New Parkinson’s research center launched at Yale School of Medicine
The Stephen and Denise Adams Center targets better diagnosis, customized therapies
The Yale School of Medicine has announced it will launch the Stephen and Denise Adams Center for Parkinson’s Disease Research, a new center dedicated to changing the way Parkinson’s disease is diagnosed and treated.
It will be led by Clemens Scherzer, MD, currently the director of the APDA Center for Advanced Parkinson Research and the Precision Neurology Program at Brigham and Women’s Hospital, part of Harvard Medical School in Massachusetts. Scherzer, who will start at Yale in 2024, will be the academic chief for the Division of Movement Disorders at the New Haven, Connecticut, university’s Department of Neurology.
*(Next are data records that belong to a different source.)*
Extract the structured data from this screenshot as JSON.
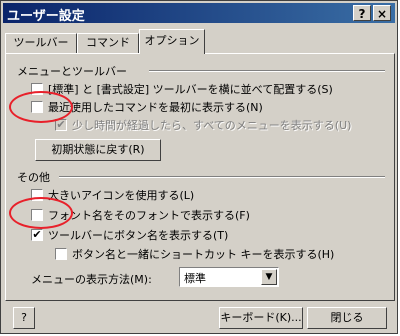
{
  "window": {
    "title": "ユーザー設定",
    "help_glyph": "?",
    "close_glyph": "×"
  },
  "tabs": [
    {
      "label": "ツールバー"
    },
    {
      "label": "コマンド"
    },
    {
      "label": "オプション"
    }
  ],
  "menus_group": {
    "label": "メニューとツールバー",
    "options": [
      {
        "label": "[標準] と [書式設定] ツールバーを横に並べて配置する(S)",
        "checked": false,
        "mark": ""
      },
      {
        "label": "最近使用したコマンドを最初に表示する(N)",
        "checked": false,
        "mark": ""
      },
      {
        "label": "少し時間が経過したら、すべてのメニューを表示する(U)",
        "checked": true,
        "mark": "✔"
      }
    ],
    "reset_button": "初期状態に戻す(R)"
  },
  "other_group": {
    "label": "その他",
    "options": [
      {
        "label": "大きいアイコンを使用する(L)",
        "checked": false,
        "mark": ""
      },
      {
        "label": "フォント名をそのフォントで表示する(F)",
        "checked": false,
        "mark": ""
      },
      {
        "label": "ツールバーにボタン名を表示する(T)",
        "checked": true,
        "mark": "✔"
      },
      {
        "label": "ボタン名と一緒にショートカット キーを表示する(H)",
        "checked": false,
        "mark": ""
      }
    ],
    "menu_animation": {
      "label": "メニューの表示方法(M):",
      "value": "標準",
      "arrow_glyph": "▼"
    }
  },
  "footer": {
    "help_glyph": "?",
    "keyboard_button": "キーボード(K)...",
    "close_button": "閉じる"
  },
  "colors": {
    "annotation_circle": "#e8202a",
    "title_bar": "#0a246a",
    "dialog_face": "#d4d0c8"
  }
}
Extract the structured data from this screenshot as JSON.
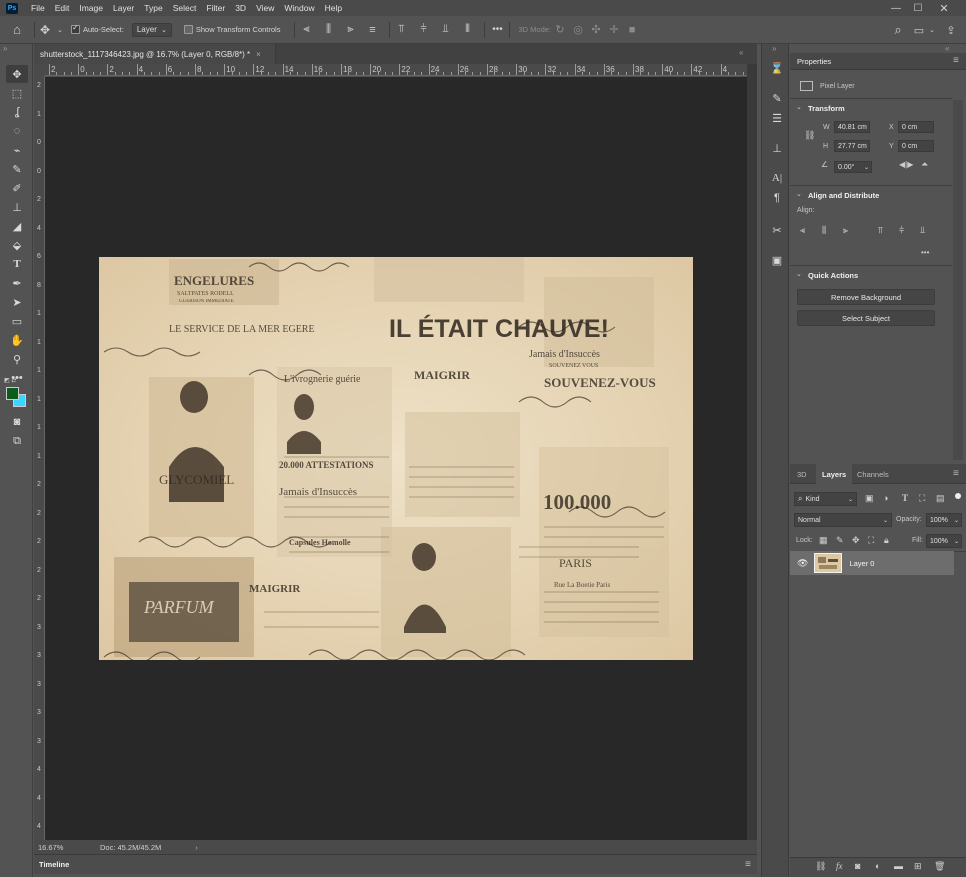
{
  "menubar": {
    "logo": "Ps",
    "items": [
      "File",
      "Edit",
      "Image",
      "Layer",
      "Type",
      "Select",
      "Filter",
      "3D",
      "View",
      "Window",
      "Help"
    ]
  },
  "options": {
    "auto_select_label": "Auto-Select:",
    "auto_select_value": "Layer",
    "show_transform_label": "Show Transform Controls",
    "more": "•••",
    "mode_3d_label": "3D Mode:"
  },
  "document": {
    "tab_title": "shutterstock_1117346423.jpg @ 16.7% (Layer 0, RGB/8*) *",
    "close": "×",
    "ruler_h": [
      "2",
      "0",
      "2",
      "4",
      "6",
      "8",
      "10",
      "12",
      "14",
      "16",
      "18",
      "20",
      "22",
      "24",
      "26",
      "28",
      "30",
      "32",
      "34",
      "36",
      "38",
      "40",
      "42",
      "4"
    ],
    "ruler_v": [
      "2",
      "1",
      "0",
      "0",
      "2",
      "4",
      "6",
      "8",
      "1",
      "1",
      "1",
      "1",
      "1",
      "1",
      "2",
      "2",
      "2",
      "2",
      "2",
      "3",
      "3",
      "3",
      "3",
      "3",
      "4",
      "4",
      "4"
    ]
  },
  "status": {
    "zoom": "16.67%",
    "doc": "Doc: 45.2M/45.2M",
    "arrow": "›"
  },
  "timeline": {
    "label": "Timeline"
  },
  "artwork": {
    "headline": "IL ÉTAIT CHAUVE!",
    "texts": [
      "ENGELURES",
      "SALTPATES RODELL",
      "GUERISON IMMEDIATE",
      "LE SERVICE DE LA MER EGERE",
      "GLYCOMIEL",
      "L'ivrognerie guérie",
      "20.000 ATTESTATIONS",
      "Jamais d'Insuccès",
      "MAIGRIR",
      "SOUVENEZ-VOUS",
      "100.000",
      "PARIS",
      "Rue La Boetie Paris",
      "PARFUM",
      "SOUVENEZ VOUS",
      "MAIGRIR",
      "Capsules Homolle",
      "Jamais d'Insuccès"
    ]
  },
  "properties": {
    "title": "Properties",
    "pixel_layer": "Pixel Layer",
    "transform_hdr": "Transform",
    "w_label": "W",
    "w_value": "40.81 cm",
    "x_label": "X",
    "x_value": "0 cm",
    "h_label": "H",
    "h_value": "27.77 cm",
    "y_label": "Y",
    "y_value": "0 cm",
    "angle_value": "0.00°",
    "align_hdr": "Align and Distribute",
    "align_label": "Align:",
    "more": "•••",
    "quick_actions_hdr": "Quick Actions",
    "remove_bg": "Remove Background",
    "select_subject": "Select Subject"
  },
  "layers": {
    "tabs": [
      "3D",
      "Layers",
      "Channels"
    ],
    "kind": "Kind",
    "blend_mode": "Normal",
    "opacity_label": "Opacity:",
    "opacity_value": "100%",
    "lock_label": "Lock:",
    "fill_label": "Fill:",
    "fill_value": "100%",
    "layer_name": "Layer 0"
  },
  "colors": {
    "foreground": "#0b5b1a",
    "background": "#3ad6ff",
    "accent": "#31a8ff"
  }
}
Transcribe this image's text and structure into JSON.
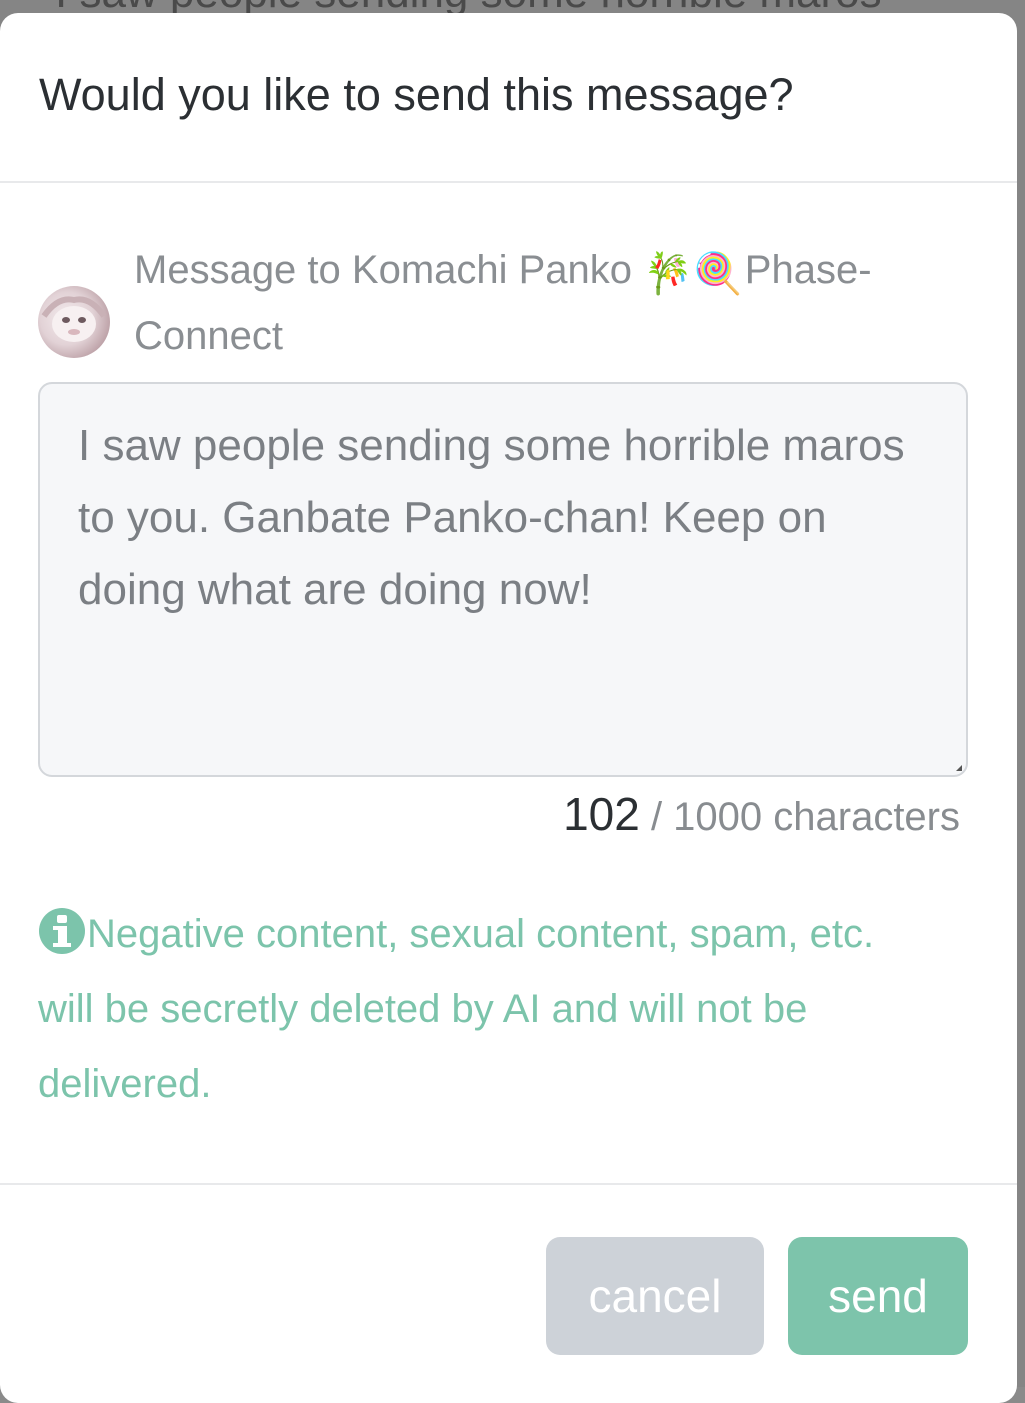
{
  "background": {
    "text": "I saw people sending some horrible maros"
  },
  "dialog": {
    "title": "Would you like to send this message?"
  },
  "recipient": {
    "prefix": "Message to Komachi Panko",
    "emoji": "🎋🍭",
    "suffix": "Phase-Connect",
    "avatar_icon": "avatar-image"
  },
  "message": {
    "text": "I saw people sending some horrible maros to you. Ganbate Panko-chan! Keep on doing what are doing now!"
  },
  "counter": {
    "current": "102",
    "limit_text": "/ 1000 characters"
  },
  "notice": {
    "icon": "info-icon",
    "text": "Negative content, sexual content, spam, etc. will be secretly deleted by AI and will not be delivered."
  },
  "buttons": {
    "cancel_label": "cancel",
    "send_label": "send"
  },
  "colors": {
    "accent": "#7dc4ab",
    "notice_text": "#7cc4ab",
    "cancel_bg": "#cdd2d8"
  }
}
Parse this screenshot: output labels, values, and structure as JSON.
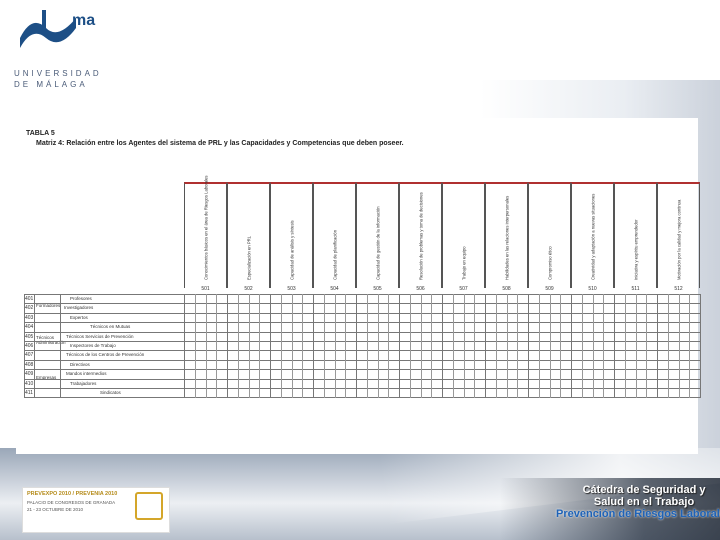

“There is a deep bench at Yale centered on the cell biology of Parkinson’s and related pathways, so it’s the perfect time and the perfect place to transform health care for Parkinson’s disease,” Scherzer said in a university press release.
Parkinson’s treatments now are mainly designed to alleviate symptoms after disease onset and are not customized for individual patients. Scherzer hopes to change this and develop patient-tailored intervention strategies that are initiated early on, before major symptoms arise.
“Instead of waiting for the disease to progress and cause debilitating symptoms, a major focus of the center will be to develop predictive analytics to use genetics and data to predict what the future holds for a specific patient and to identify therapeutic targets and drugs to intervene ahead of time to prevent debilitating complications from ever arising,” Scherzer said. “As we redefine neurology based on genetics, we can develop drugs that precisely target disease drivers shared by different brain diseases.”
New Parkinson’s research center will access biobanks worldwide
He plans to harness the potential of biobanks, in the U.S. and worldwide, containing samples from patients with Parkinson’s disease. Scherzer developed a biobank at Harvard with samples from 3,000 patients over the last 15 years. He plans to develop a similar repository at Yale. These repositories promise to help researchers investigate the genetic and non-genetic underlying mechanisms of the neurodegenerative disorder and find new treatments.
These discoveries may prove insightful for other related diseases that often share genetic mechanisms, such as Alzheimer’s disease, Lewy body dementia (LBD), and other forms of dementia.
“Dr. Scherzer has been an international leader in understanding the genetic factors and transcriptional programs associated with Parkinson’s disease and in developing precision-medicine approaches to predict response,” said Nancy J. Brown, MD, of the Jean and David W. Wallace Dean of Yale School of Medicine. “I am grateful to the search committee and very much looking forward to witnessing Dr. Scherzer’s impact here.”
The center was established by the philanthropic support of Stephen Adams and his wife Denise, the benefactors of the new Neurosciences Center on Yale New Haven Hospital’s Saint Raphael Campus.